*** Opening of Supplied material ***
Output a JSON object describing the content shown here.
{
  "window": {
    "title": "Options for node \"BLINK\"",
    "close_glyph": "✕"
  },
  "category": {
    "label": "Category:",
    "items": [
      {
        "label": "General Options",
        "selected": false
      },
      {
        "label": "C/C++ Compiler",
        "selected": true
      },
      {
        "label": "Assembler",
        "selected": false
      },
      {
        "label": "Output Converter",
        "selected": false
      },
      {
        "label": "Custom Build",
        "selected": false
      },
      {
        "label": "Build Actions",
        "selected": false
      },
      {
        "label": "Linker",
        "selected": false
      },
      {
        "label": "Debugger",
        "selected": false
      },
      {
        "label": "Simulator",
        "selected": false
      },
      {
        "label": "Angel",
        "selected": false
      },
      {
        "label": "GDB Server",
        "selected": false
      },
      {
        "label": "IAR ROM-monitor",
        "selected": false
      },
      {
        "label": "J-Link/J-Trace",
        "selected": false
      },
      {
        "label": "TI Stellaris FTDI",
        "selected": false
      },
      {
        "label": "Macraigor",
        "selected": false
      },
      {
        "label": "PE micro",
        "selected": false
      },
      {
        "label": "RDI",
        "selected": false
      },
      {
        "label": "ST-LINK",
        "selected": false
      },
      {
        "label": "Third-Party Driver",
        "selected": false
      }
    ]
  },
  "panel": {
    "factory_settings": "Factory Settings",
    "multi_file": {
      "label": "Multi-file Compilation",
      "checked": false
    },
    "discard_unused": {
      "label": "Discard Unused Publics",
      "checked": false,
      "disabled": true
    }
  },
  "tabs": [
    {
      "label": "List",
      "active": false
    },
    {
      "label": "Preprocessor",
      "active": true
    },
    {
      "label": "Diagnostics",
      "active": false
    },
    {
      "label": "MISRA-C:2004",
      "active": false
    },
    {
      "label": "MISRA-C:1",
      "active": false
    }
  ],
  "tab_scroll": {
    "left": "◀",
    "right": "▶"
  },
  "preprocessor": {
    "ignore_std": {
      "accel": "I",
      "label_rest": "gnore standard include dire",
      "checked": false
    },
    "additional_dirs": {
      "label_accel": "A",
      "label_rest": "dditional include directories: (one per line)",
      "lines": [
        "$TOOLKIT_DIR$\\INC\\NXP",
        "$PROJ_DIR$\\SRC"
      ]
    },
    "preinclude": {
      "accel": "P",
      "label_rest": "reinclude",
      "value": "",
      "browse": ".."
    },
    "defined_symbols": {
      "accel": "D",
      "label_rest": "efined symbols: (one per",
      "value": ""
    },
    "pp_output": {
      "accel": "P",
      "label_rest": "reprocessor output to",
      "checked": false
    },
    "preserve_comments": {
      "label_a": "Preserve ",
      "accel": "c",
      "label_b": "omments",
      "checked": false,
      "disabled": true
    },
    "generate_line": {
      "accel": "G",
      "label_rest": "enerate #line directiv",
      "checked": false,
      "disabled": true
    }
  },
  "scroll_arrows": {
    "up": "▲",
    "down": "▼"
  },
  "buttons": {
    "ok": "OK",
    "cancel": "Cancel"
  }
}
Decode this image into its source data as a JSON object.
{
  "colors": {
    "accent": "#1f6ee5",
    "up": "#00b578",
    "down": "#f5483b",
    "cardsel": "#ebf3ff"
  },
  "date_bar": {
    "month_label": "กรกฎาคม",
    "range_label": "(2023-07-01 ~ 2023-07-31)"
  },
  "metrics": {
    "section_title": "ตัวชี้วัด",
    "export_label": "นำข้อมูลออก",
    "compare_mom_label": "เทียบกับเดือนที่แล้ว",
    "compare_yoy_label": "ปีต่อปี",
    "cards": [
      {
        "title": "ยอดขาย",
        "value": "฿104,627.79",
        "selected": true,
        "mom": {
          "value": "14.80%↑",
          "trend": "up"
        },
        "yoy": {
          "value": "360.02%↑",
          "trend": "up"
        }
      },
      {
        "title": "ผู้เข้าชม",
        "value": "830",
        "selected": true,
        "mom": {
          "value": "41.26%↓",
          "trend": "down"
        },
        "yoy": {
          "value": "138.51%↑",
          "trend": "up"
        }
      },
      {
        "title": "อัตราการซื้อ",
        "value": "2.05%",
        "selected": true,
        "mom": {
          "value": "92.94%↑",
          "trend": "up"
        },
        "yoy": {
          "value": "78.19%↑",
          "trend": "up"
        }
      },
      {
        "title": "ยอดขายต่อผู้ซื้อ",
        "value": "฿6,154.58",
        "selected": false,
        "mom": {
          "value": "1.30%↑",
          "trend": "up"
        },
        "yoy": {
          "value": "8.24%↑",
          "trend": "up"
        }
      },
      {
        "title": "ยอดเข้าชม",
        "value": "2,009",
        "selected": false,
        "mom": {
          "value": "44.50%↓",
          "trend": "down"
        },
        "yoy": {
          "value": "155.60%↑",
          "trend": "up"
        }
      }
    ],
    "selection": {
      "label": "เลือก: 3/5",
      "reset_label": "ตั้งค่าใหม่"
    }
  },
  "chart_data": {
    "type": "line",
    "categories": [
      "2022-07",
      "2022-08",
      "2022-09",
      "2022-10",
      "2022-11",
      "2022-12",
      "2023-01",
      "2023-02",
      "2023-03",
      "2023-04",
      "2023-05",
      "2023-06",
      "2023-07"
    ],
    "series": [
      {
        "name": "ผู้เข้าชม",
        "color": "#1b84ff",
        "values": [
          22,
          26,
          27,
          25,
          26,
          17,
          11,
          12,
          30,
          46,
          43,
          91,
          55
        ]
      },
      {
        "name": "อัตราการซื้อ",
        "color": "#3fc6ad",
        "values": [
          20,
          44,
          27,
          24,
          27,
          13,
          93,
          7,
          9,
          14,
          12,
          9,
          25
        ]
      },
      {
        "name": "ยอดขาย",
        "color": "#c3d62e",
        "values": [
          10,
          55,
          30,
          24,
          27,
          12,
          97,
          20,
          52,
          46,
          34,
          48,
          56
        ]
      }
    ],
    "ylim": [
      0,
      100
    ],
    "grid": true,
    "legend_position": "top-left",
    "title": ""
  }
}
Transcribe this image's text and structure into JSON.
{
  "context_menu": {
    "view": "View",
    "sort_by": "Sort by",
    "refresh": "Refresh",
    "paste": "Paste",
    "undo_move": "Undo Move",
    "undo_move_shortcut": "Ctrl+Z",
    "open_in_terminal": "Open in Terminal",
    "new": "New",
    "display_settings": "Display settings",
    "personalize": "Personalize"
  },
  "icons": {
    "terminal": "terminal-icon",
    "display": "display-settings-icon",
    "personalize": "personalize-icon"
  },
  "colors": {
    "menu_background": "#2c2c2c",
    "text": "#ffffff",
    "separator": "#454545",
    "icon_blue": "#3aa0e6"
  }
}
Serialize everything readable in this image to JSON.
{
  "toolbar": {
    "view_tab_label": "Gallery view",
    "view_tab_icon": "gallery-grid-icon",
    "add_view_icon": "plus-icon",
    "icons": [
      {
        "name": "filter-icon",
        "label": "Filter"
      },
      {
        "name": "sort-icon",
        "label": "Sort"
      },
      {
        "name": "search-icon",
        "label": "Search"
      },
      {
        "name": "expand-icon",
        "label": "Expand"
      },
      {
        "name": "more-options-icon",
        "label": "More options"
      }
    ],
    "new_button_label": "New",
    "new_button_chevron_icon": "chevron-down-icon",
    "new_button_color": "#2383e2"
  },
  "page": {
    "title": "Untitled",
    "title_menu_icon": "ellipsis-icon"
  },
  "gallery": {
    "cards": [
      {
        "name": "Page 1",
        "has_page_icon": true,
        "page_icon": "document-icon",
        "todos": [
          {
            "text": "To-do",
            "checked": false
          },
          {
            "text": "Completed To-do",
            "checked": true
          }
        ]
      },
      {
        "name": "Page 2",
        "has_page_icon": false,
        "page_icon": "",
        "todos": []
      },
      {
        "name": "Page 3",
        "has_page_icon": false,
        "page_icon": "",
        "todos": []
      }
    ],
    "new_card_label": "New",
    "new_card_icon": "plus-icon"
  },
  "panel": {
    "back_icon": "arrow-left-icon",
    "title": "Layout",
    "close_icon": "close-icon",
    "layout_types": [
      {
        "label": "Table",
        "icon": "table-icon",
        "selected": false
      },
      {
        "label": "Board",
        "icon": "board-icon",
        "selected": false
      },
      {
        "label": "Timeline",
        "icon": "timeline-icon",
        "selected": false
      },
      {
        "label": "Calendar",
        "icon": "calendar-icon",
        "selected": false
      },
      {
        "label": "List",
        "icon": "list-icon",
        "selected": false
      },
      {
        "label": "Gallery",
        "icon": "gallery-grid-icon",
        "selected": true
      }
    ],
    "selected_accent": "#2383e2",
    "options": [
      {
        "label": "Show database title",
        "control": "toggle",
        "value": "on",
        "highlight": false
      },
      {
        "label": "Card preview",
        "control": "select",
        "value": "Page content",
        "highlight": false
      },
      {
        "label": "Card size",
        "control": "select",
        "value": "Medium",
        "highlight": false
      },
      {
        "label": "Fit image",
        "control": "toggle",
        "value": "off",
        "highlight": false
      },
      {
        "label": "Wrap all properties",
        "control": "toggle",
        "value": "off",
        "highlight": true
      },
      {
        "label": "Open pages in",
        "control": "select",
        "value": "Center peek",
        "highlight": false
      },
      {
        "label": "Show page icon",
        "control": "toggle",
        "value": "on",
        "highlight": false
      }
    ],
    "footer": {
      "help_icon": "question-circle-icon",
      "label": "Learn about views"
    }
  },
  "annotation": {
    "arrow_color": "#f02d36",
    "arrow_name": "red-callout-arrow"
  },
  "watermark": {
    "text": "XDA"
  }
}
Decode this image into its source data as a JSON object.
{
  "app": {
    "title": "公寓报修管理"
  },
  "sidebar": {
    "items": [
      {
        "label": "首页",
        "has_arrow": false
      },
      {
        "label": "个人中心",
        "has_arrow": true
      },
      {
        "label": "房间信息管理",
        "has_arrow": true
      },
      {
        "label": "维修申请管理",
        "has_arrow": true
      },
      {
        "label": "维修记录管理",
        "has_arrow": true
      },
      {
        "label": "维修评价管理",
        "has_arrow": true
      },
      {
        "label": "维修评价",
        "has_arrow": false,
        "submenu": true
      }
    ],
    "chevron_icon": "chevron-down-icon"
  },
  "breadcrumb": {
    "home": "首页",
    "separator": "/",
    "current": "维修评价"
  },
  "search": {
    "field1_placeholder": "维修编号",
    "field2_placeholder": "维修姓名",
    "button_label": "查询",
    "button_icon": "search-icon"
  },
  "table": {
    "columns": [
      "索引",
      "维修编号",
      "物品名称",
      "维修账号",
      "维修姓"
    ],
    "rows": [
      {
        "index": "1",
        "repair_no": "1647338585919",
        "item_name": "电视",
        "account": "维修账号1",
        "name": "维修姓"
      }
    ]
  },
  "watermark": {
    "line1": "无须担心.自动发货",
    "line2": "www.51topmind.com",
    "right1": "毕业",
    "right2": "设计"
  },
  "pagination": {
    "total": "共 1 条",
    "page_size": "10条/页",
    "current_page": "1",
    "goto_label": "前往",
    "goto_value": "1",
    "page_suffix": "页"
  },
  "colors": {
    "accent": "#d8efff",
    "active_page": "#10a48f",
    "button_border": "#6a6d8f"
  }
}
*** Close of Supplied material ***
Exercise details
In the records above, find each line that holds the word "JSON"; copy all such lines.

Solved problem
Output a JSON object describing the content shown here.
Decode this image into its source data as a JSON object.
Transcribe this image's text and structure into JSON.
Serialize everything readable in this image to JSON.
Decode this image into its source data as a JSON object.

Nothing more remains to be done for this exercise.